**Assignment:**
The records appear below. Report how many of their lines contain the word "reviews", giving the number alone.

(Collection entries)

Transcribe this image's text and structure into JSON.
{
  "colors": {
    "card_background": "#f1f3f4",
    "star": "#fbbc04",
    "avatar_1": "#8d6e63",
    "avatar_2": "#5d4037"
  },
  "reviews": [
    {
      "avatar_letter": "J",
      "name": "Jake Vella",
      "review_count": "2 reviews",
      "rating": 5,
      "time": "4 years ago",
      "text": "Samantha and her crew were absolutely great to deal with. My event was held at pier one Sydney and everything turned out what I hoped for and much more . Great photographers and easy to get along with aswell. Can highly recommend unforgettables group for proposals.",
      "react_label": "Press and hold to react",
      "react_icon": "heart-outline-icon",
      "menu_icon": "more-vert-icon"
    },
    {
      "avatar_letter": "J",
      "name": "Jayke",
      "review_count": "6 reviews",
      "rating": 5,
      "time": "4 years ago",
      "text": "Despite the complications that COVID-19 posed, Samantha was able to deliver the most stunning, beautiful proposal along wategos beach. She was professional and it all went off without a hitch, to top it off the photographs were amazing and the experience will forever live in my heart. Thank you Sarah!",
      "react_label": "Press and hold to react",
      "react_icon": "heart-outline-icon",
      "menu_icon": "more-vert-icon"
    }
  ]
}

**Response box:**
3